This can be complicated.  Consult a divorce financial analyst or an attorney to be sure your credit is protected.

4.     “Our house is my separate property, so it can’t be divided in divorce.”

This is a complicated area of the law which depends on many variables.  It will be your “burden” to prove that your home is separate property to a judge or mediator. Separate property may be difficult to prove after many years of marriage, especially when there is no specific documentation. Something you think is separate may be marital under the law.

Separate property generally includes property owned before marriage, third party gifts, third party loans and inheritances.  While it’s too late for some of you reading this, you can avoid problems by documenting separate property when it is received and how it is spent.   Documentation is your best defense.
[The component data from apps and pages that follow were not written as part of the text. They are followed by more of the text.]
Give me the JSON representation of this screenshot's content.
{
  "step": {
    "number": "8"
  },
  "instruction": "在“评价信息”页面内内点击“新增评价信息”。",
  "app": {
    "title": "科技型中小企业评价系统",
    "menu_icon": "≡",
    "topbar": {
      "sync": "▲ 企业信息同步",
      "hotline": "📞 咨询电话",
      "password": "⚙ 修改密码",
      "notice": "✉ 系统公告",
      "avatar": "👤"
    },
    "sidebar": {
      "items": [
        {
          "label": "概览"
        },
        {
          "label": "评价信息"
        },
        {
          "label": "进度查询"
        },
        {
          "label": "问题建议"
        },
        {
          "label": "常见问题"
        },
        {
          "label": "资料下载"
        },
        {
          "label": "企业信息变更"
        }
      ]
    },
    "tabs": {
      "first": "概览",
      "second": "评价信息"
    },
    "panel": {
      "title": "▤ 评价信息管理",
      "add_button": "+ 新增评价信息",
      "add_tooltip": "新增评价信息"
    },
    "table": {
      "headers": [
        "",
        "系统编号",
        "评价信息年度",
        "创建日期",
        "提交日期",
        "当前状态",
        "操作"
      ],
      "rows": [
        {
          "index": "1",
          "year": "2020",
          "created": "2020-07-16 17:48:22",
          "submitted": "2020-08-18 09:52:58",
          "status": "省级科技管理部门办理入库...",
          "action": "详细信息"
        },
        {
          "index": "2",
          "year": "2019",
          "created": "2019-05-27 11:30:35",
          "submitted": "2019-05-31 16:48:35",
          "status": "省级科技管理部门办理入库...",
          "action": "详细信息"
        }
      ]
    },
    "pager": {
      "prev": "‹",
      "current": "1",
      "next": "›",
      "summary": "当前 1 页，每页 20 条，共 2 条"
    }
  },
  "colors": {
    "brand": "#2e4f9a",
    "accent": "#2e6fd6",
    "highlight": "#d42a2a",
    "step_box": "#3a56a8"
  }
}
Divorce Planning of Austin helps couples and individuals project and analyze their post-divorce income, expenses, asset protection needs and the potential tax impact of divorce.  We save thousands of dollars with intelligently designed asset division and post-divorce financial planning. Please contact Pam Friedman, CFP®, CDFA™ at pam.friedman@rscapital.com

Robertson Stephens Wealth Management and Divorce Planning of Austin work with clients and their attorneys to help insure that financial accounts are divided in the most efficient manner possible. Please contact Pam Friedman, CFP®, CDFA™ at pam.friedman@rscapital.com

Investment advisory services offered through Robertson Stephens Wealth Management, LLC (“Robertson Stephens”), an SEC-registered investment advisor. This material is for general informational purposes only and is not tailored to the needs of any specific individual.  Any discussion of U.S. tax matters should not be construed as tax-related advice. Please consult your personal tax advisor for more information. © 2020 Robertson Stephens Wealth Management, LLC. All rights reserved. Robertson Stephens is a registered trademark of Robertson Stephens Wealth Management, LLC in the United States and elsewhere.